Excerpts from an interface dataset

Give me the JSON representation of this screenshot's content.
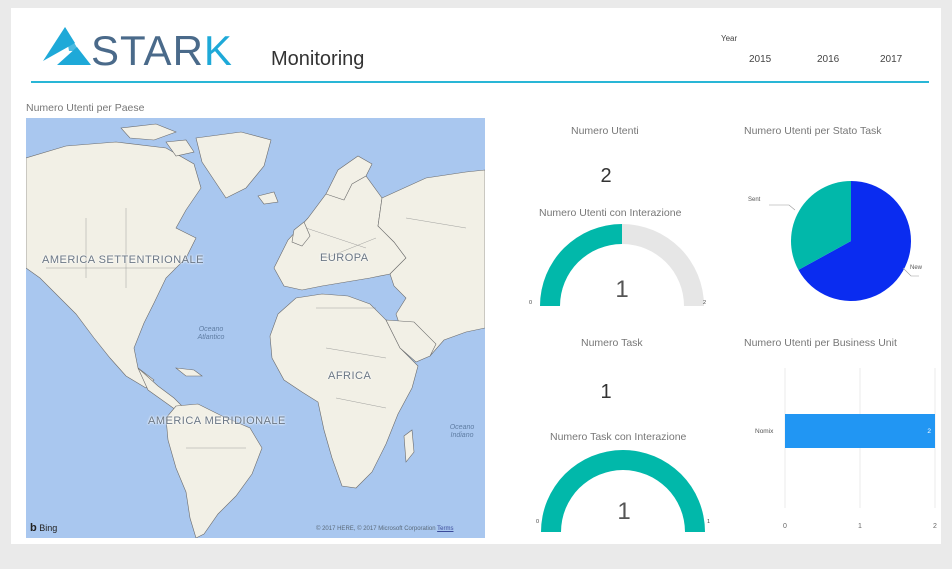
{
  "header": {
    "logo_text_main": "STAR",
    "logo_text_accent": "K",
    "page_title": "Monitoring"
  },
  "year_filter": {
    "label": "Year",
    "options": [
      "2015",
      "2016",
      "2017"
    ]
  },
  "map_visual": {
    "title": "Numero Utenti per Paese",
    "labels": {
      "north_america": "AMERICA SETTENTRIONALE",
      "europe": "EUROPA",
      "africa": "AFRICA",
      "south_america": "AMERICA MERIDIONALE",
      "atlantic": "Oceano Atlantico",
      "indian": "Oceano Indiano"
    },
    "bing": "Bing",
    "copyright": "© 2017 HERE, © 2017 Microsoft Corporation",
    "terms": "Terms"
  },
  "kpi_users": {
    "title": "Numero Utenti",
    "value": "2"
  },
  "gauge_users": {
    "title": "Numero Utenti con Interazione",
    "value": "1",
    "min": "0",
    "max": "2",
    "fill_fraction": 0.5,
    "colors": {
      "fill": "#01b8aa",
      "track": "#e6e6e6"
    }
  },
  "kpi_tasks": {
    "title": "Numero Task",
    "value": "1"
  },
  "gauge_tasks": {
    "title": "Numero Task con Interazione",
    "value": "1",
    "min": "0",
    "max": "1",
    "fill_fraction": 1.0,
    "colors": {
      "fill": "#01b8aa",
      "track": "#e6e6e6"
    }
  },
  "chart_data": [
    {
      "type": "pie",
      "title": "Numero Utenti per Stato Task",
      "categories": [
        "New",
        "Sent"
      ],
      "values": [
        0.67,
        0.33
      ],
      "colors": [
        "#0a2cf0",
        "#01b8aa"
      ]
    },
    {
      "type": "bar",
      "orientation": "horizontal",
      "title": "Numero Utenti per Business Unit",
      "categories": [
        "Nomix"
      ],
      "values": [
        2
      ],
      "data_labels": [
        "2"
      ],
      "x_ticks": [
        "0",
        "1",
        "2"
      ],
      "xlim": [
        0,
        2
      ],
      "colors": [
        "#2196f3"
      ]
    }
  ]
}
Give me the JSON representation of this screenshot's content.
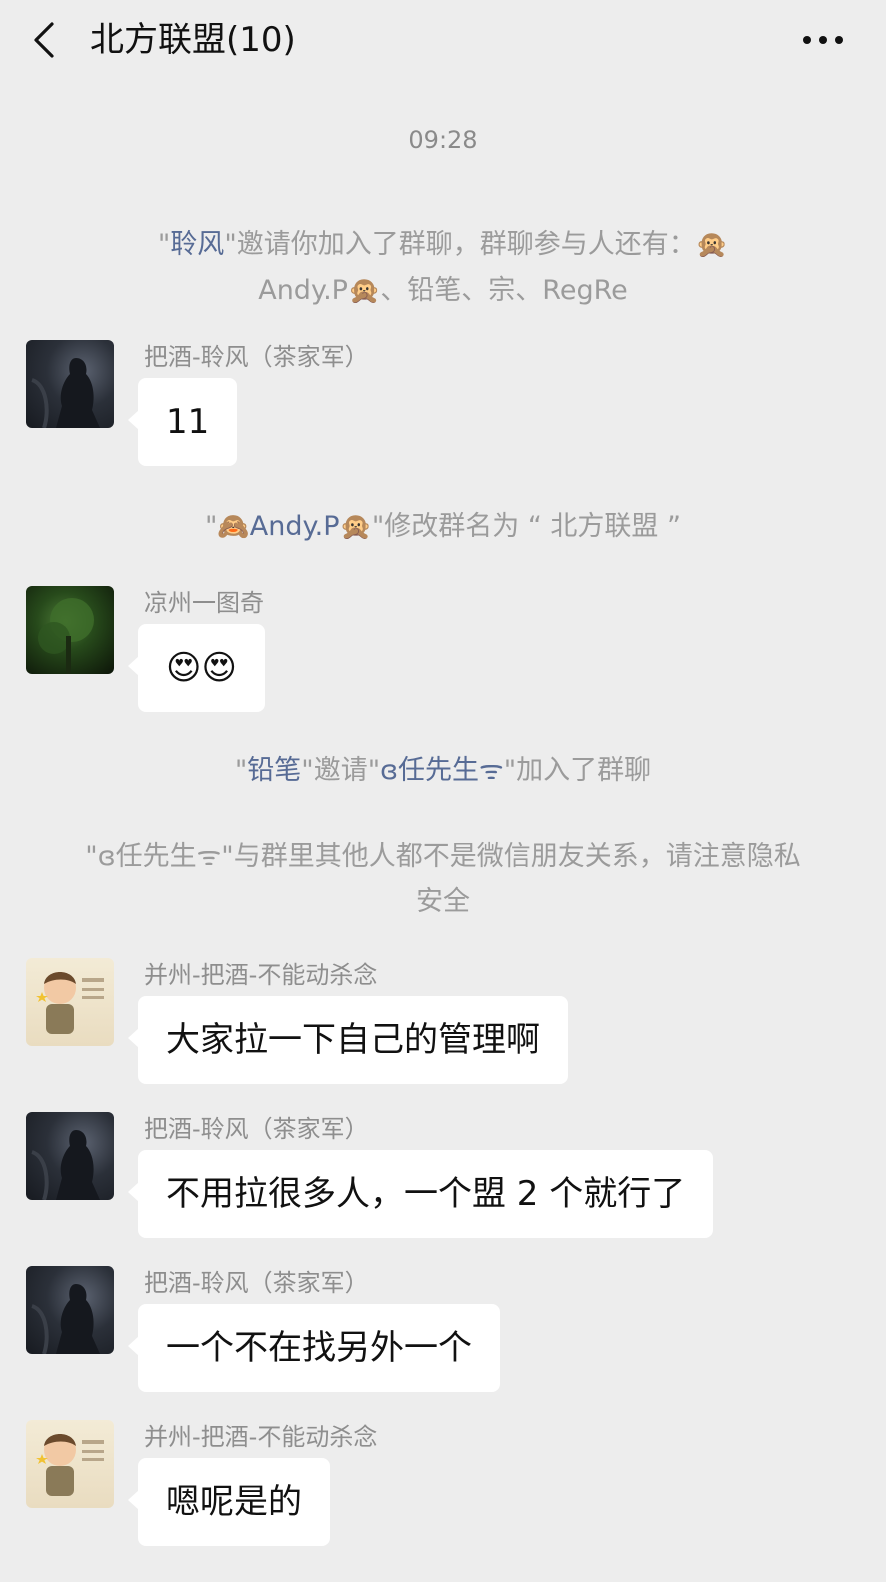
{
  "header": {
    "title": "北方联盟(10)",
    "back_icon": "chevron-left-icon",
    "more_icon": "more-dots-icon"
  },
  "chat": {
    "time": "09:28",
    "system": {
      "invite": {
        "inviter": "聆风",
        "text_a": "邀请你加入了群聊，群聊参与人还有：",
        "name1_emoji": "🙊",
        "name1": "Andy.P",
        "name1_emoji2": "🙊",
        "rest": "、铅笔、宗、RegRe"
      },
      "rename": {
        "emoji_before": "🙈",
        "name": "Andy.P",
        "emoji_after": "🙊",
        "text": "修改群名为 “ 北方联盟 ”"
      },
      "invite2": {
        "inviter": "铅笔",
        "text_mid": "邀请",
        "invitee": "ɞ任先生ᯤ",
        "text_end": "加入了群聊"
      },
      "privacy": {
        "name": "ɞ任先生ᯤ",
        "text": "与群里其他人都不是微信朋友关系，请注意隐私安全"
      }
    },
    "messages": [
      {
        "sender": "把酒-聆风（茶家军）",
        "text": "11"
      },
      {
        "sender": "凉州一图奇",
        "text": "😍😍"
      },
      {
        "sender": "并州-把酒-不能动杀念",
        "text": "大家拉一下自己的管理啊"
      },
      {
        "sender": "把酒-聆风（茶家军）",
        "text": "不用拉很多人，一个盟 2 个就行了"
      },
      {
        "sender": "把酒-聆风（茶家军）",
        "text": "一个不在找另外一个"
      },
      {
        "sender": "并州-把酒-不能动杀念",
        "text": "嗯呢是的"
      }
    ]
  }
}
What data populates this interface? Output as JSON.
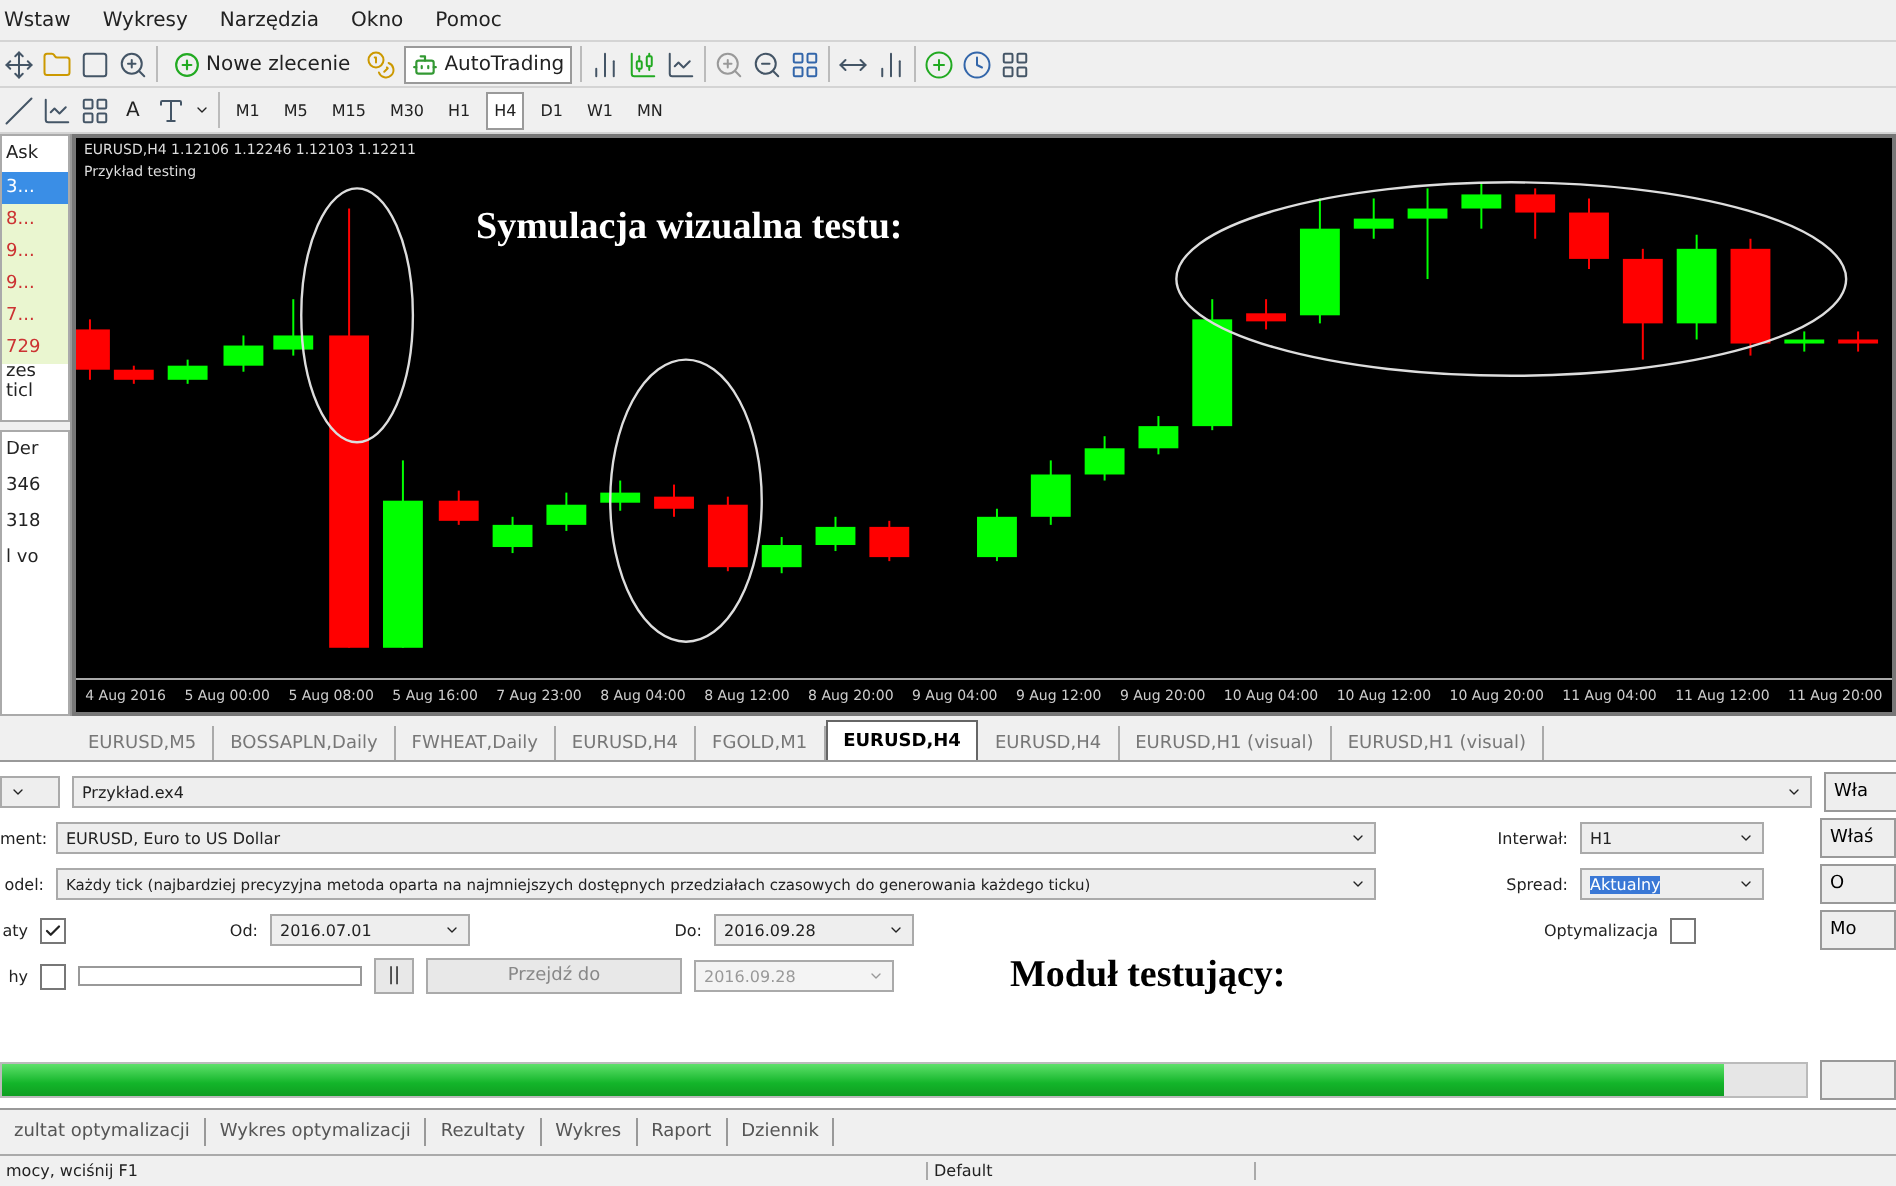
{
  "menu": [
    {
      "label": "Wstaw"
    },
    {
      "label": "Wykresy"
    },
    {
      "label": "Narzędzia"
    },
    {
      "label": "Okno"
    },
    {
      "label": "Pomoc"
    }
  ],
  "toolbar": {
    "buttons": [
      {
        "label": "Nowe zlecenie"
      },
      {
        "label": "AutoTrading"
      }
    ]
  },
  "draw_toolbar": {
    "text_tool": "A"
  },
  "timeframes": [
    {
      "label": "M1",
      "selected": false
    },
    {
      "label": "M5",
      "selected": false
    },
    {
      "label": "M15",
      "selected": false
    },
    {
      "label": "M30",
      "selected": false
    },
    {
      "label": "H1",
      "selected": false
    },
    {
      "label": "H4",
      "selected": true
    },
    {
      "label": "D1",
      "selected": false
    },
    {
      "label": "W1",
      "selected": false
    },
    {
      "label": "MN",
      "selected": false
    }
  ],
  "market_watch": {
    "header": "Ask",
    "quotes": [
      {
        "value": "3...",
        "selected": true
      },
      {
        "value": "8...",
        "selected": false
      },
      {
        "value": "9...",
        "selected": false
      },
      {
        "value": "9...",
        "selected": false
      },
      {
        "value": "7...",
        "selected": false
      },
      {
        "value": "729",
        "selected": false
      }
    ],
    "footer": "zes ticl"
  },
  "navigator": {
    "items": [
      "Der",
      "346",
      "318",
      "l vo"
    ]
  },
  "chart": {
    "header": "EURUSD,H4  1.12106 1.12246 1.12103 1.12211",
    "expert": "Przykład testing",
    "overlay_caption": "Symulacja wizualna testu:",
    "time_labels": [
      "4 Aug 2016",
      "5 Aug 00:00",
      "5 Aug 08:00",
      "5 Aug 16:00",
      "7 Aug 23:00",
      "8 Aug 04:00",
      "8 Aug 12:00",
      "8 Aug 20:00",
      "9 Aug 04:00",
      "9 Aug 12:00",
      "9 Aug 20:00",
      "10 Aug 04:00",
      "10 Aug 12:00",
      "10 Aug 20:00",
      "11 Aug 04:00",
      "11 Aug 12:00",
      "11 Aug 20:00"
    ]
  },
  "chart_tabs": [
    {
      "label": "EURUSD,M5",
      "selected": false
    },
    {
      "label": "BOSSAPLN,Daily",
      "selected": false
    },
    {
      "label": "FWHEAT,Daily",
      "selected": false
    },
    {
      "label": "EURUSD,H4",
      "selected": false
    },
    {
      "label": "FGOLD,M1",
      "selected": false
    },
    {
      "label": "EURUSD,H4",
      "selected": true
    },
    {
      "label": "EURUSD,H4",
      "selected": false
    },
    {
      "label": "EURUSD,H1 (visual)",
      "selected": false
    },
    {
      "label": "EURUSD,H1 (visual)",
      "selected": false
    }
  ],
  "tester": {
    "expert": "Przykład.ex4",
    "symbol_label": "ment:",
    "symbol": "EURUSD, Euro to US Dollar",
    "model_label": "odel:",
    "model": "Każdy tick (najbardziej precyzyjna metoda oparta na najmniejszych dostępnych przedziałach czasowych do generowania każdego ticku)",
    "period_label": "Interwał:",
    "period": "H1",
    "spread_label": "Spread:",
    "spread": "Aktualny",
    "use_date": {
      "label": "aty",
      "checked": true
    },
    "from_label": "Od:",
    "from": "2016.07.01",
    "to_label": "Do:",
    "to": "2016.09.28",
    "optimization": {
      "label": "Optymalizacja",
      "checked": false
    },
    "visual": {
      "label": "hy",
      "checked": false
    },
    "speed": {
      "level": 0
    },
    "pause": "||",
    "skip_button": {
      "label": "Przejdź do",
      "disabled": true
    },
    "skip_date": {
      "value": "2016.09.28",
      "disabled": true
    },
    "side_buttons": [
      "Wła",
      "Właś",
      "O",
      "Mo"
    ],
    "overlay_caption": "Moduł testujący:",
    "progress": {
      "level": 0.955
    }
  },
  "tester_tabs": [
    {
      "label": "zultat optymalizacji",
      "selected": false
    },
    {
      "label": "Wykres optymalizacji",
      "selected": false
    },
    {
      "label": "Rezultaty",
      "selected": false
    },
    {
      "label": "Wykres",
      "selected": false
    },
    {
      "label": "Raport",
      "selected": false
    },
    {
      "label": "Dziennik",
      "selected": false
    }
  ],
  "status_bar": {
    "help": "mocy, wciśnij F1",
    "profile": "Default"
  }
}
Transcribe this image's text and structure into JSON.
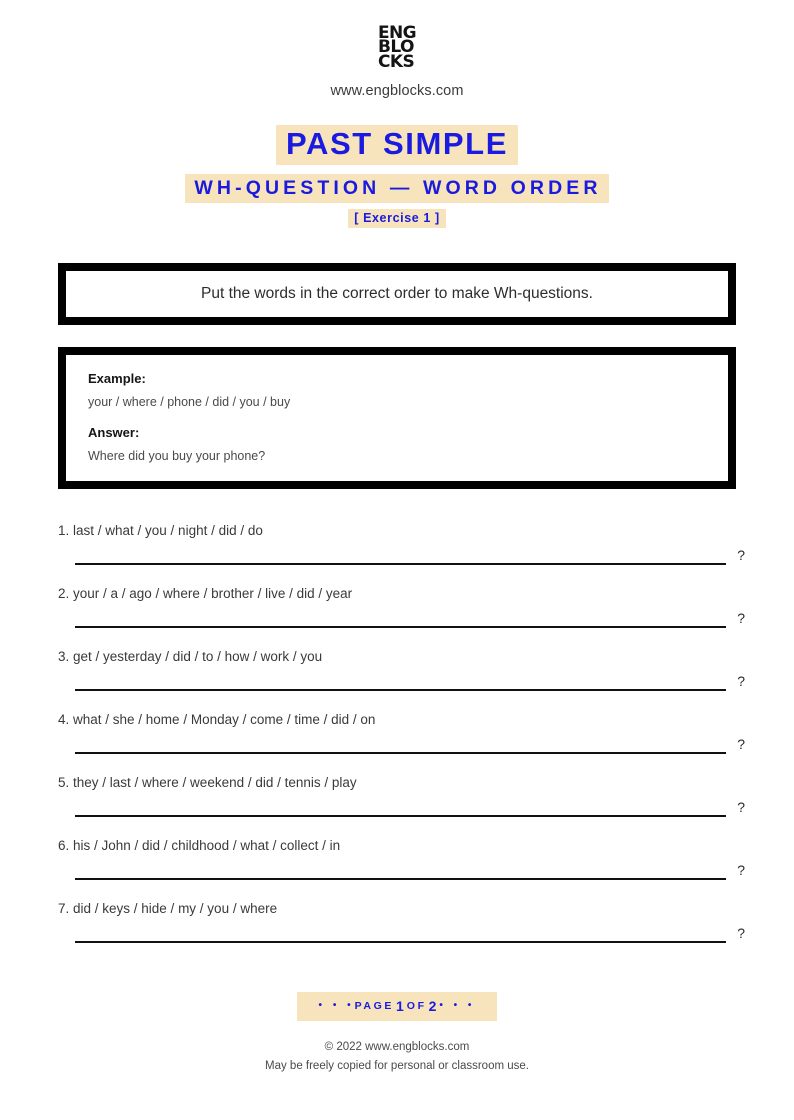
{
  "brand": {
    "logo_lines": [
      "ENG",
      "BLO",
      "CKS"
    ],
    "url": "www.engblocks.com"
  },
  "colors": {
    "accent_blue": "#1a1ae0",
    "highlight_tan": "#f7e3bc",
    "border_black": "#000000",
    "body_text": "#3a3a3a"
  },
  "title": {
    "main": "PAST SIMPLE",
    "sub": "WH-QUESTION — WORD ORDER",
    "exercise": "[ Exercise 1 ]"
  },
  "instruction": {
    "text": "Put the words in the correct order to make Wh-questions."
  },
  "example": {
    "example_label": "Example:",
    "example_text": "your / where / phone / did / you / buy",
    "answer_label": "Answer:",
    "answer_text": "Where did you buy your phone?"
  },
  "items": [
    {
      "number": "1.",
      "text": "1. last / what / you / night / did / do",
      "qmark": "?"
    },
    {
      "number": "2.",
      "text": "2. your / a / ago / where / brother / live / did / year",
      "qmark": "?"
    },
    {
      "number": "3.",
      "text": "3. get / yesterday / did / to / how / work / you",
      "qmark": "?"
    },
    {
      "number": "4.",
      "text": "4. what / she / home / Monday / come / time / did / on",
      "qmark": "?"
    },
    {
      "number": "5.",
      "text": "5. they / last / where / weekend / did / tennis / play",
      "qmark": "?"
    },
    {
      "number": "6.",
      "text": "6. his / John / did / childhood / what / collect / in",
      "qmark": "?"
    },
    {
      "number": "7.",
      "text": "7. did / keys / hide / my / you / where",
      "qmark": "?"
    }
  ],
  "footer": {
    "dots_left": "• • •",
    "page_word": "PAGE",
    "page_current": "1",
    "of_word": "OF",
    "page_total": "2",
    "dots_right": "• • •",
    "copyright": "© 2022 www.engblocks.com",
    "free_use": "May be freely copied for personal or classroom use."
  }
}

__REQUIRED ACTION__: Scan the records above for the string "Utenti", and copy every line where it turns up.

__TASK RESPONSE__:
    "title": "Numero Utenti per Paese",
    "title": "Numero Utenti",
    "title": "Numero Utenti con Interazione",
      "title": "Numero Utenti per Stato Task",
      "title": "Numero Utenti per Business Unit",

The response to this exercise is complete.